All in all, this lens is good enough for me to want to keep, and consign a couple of my other lenses to eBay.  It was definitely worth persevering to get a better copy! I’ll post some images taken with the lens in an update soon.

Why I love Fujifilm….

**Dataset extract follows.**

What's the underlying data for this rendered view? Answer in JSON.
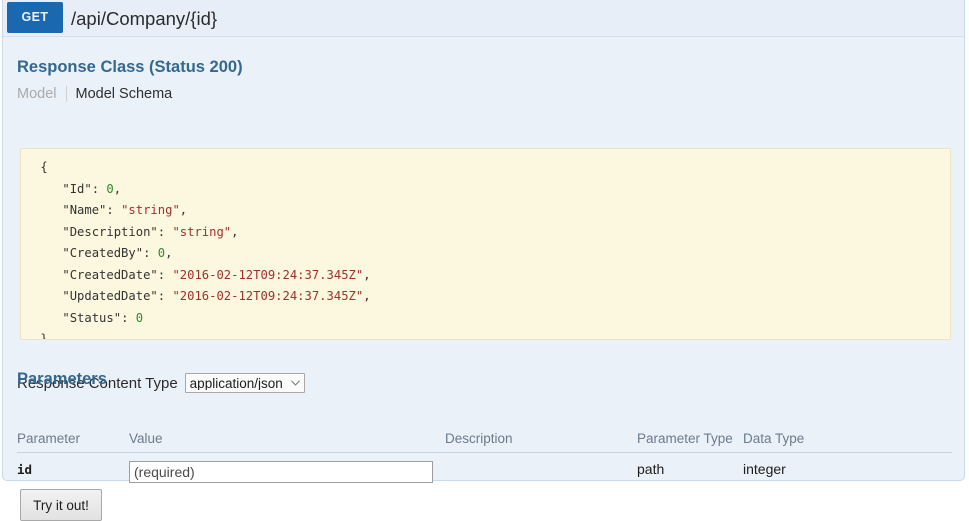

I switched to Fuji around two years ago after being a near-lifelong Nikon photographer. The reason why? Well, it was mostly about the bulk and weight of the new generation of DSLR cameras. My (extremely good) Nikon D800 weighed almost 2kg with its zoom lens, and all the other lenses I had for it were pretty big too. I found I was increasingly reluctant to go out with – it was just too heavy to want to be bothered with if I was going to be any distance from the car. If I was taking ‘people’ photos, this bazooka sized camera and lens was often off putting – discrete photography was out of the question.  I wasn’t ‘knocked out’ with the quality of some of the lenses – sure the camera itself was awesome with its 36 million pixel sensor, but both my zoom lenses distorted horribly and were not good for landscapes.

91npjD2GO8L._SL1500_Mirror less cameras seemed to offer a good alternative – much smaller and lighter, and ‘good enough’ image quality, and I was impressed by the reputation Fuji had, so decided to take the plunge with an X-E1 and lens.  Weighing only around 550gms, it was a delight to carry around and certainly not intimidating to potential subjects.  Sure it was a different experience – a fully electronic viewfinder and far less capable autofocussing, but the image quality from the 16Mp sensor was, and still is, outstanding. Everyday JPEG images are sharp and contrasty and the colour saturation is amazing. With some post processing in Photoshop or Lightroom, the RAW images rivalled the photos I was getting from the Nikon, all from a camera a fraction of the size, and far less expensive.  I’ve invested in several more lenses (all superb, and a fraction of the size of Nikon) and now have 2 camera bodies and flash units etc…… I don’t claim it’s a perfect system, but it works for me, and it’s restimulated my love of photography. I rarely go anywhere these days without a camera, and now take far more photographs than before. I’m exhibiting a selection of photos for the first time, and have another exhibition planned later this year – I couldn’t have envisaged this a year or two ago.

But there’s one more thing that really sets Fuji apart from the other camera manufacturers, and turns my enthusiasm into real love, and that’s it’s support for the model range. With Nikon (and the others..) you buy a camera and that’s it. It never gets any new features or improvements – you wait a year or so and then there’s a new model that makes yours obsolete.  Fuji is different.  Very different. Every few months there’s a free firmware update that makes performance improvements and adds new features. And this isn’t just for the latest model – Fuji provide these updates (to the extent they can) on models that are several years old.

img_main01Today Fuji announced a radical upgrade to the auto focus system of the X-T1, which will address many of the requests users have asked for to make their cameras function more like a conventional DSLR camera.  Chief of these is the implementation of dual Wide and Zone tracking modes which will allow better focussing of moving subjects.  Also included is Eye Detection AF which will detect and focus on human eyes, a major benefit if using wide aperture lenses that have limited depth of focus. Other features/improvements include Auto Macro Mode, better Movie AF, improved shutter dial operation, and additional Exposure Compensation capabilities.

I’m really looking forward to this upgrade, due for release in June – it will be like having a new camera!